But customer preferences change, so concepts and the store design have to be adapted accordingly. As a rule, this is a costly affair. That is why the Schweitzer design studio has dedicated itself to this topic and presented its solution in Dublin: Creative Director Nathan Watts demonstrated how to remain flexible by cleverly arranging fixed elements such as water or power lines and, for example, how to reconfigure an entire shop without much effort and thus react to changing customer behaviour, such as the desire for new food service concepts like sushi.
So what does Dublin have that other cities don't? Put simply: numerous innovative supermarkets. A supermarket safari was created in collaboration with Gavin Rothwell and Benjamin Nothaft, which showed how ideas can be turned into high-turnover retail spaces. Like SuperValu Kilmainham, for example: Just opened in a new housing development, the local supplier is winning over the entire neighbourhood with fresh fruit, vegetables, fish and meat - and with food produced in-house. Hot to go, cold to go, for now, for later, for different times of the day. With an enormous amount of flexibility in production and among the employees.
SPAR Merrion Row is a classic convenience store where a construction worker can quickly grab a good coffee, enjoy a hot meal during the lunch break and run by the salad bar on the way home from the office. Garlic chicken wrap, chicken pesto pasta and chilli sin carne, among many other dishes, are prepared daily in the in-house kitchen. Products for daily needs are not lacking either, but the appeal of the store, which has been set up in the modified Metrochic, comes from the quality of the stay. It’s no wonder that this SPAR has won multiple awards.
Located in a large, open square amidst numerous other shops, Fresh the Good Food Market impresses with its virtually endless selection of everything a hungry person needs: ready-to-eat and semi-prepared dishes as well as meal kits, huge wine selection, seasonal specials. And there are even fresh flowers to please the eye. Sushi, pastries, chicken in all variations, pre-packed salads, salads to assemble and the recommendation of the week. There is a self-checkout function for smooth payment processes. There are customers who come every day. That’s all it takes.

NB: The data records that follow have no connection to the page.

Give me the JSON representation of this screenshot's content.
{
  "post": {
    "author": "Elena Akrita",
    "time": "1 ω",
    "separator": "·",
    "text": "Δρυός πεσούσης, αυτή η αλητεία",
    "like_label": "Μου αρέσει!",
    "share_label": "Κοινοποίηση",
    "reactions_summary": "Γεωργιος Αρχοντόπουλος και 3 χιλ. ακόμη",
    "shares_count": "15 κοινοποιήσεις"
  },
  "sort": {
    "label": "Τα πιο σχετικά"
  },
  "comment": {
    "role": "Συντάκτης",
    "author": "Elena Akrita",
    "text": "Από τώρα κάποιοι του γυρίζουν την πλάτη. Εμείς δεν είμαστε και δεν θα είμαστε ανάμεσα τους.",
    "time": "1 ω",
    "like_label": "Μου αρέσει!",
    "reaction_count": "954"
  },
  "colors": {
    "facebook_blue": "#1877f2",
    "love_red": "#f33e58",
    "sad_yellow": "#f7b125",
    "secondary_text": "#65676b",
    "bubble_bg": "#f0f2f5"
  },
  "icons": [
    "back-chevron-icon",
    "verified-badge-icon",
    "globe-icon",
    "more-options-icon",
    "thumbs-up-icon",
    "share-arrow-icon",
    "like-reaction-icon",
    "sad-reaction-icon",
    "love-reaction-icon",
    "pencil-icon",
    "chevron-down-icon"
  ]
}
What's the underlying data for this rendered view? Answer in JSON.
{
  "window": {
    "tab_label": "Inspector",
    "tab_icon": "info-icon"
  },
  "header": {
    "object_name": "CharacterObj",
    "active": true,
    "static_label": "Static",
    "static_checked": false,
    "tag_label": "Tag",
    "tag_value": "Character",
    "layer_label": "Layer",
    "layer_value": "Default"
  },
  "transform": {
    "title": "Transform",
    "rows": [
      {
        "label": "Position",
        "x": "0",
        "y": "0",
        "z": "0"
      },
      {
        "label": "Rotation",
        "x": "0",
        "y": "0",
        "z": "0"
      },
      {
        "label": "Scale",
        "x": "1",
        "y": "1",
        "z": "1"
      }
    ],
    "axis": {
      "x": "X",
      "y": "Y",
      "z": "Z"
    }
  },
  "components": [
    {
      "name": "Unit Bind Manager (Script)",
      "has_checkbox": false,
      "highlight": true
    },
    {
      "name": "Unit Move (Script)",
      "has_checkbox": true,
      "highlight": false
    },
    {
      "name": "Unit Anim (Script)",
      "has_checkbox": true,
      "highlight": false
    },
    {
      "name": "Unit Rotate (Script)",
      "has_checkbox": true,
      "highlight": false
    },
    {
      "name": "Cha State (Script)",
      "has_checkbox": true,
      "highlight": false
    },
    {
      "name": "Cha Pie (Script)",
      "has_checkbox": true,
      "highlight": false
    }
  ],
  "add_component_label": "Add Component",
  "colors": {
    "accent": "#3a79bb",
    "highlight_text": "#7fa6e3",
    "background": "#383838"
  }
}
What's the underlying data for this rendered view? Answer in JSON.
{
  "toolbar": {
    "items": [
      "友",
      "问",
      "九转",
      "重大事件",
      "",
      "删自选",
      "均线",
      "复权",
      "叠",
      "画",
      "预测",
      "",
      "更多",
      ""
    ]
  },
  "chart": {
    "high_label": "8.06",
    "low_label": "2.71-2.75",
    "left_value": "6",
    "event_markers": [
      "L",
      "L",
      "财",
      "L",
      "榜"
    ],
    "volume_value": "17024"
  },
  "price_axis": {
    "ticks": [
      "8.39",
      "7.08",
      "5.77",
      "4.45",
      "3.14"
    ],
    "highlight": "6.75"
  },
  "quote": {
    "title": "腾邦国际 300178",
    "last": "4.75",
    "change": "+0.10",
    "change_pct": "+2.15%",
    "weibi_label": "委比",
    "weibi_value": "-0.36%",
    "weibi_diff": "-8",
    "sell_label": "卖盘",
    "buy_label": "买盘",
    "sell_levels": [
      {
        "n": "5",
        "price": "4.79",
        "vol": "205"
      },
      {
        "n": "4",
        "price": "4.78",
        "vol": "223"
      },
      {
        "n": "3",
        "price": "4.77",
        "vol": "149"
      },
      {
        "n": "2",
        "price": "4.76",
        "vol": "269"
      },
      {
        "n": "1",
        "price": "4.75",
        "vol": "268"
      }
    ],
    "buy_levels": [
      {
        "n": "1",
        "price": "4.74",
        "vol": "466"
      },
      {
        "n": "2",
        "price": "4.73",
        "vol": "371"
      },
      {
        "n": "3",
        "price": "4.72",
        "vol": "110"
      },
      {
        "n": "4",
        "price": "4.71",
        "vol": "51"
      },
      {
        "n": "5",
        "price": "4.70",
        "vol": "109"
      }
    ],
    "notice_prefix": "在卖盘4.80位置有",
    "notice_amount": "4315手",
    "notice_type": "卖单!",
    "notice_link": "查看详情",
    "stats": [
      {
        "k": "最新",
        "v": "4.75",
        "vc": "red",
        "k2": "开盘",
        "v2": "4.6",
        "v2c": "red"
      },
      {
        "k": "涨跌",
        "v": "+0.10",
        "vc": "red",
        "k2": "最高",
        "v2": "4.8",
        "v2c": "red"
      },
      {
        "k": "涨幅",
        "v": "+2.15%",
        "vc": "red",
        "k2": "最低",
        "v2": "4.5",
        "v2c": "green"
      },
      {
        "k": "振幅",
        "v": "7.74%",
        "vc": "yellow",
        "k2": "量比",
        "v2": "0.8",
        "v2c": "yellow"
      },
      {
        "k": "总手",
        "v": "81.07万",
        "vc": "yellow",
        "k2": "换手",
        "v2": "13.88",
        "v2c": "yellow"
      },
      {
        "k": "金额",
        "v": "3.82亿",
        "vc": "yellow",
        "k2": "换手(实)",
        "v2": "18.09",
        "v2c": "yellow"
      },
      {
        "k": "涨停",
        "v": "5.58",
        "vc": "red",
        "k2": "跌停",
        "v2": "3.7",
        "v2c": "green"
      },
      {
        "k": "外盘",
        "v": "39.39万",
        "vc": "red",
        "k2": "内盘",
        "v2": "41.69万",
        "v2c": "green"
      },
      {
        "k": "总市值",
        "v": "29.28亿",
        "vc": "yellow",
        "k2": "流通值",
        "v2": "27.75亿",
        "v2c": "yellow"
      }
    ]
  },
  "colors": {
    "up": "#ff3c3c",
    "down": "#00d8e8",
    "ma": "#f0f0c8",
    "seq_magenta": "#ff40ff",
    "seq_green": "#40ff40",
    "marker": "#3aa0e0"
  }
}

Centra is the term for convenience stores in Ireland. All stores are run by an independent owner. The Wellington Qay location is a good example of the focus on food-for-now, which means eating on site or at least as soon as possible after purchase. In addition, Centra has made a name for itself by integrating other brands into the stores and thus mutually benefiting from each other's expertise.
Fallon & Byrne could be described as a mecca for foodies: In the food hall, there is everything that the hungry city dweller needs and a lot that they didn't know before. From a quick coffee in between meals, to fresh pastries, a visit to the restaurant, no wish is left unfulfilled. All specialities are also available online. It is no longer a neighbourhood market, more of a legend.
One thing is common to all stores: They make a significant part of their sales with convenience products, which they usually produce themselves. Robert Munday, EVP Marketing & Customer Solution at Rational, formulated the challenges that arise: "When ready-made meals are in greater demand, the demands on production also increase. At the same time, there are few skilled staff in retail, so the kitchen equipment must be able to take on many tasks and provide flexible support throughout the day, across a wide product portfolio. That’s exactly what our iCombi and iVario units are designed for."
The hunger for exciting shopping experiences is there - so supermarkets outside Dublin should also start getting busy.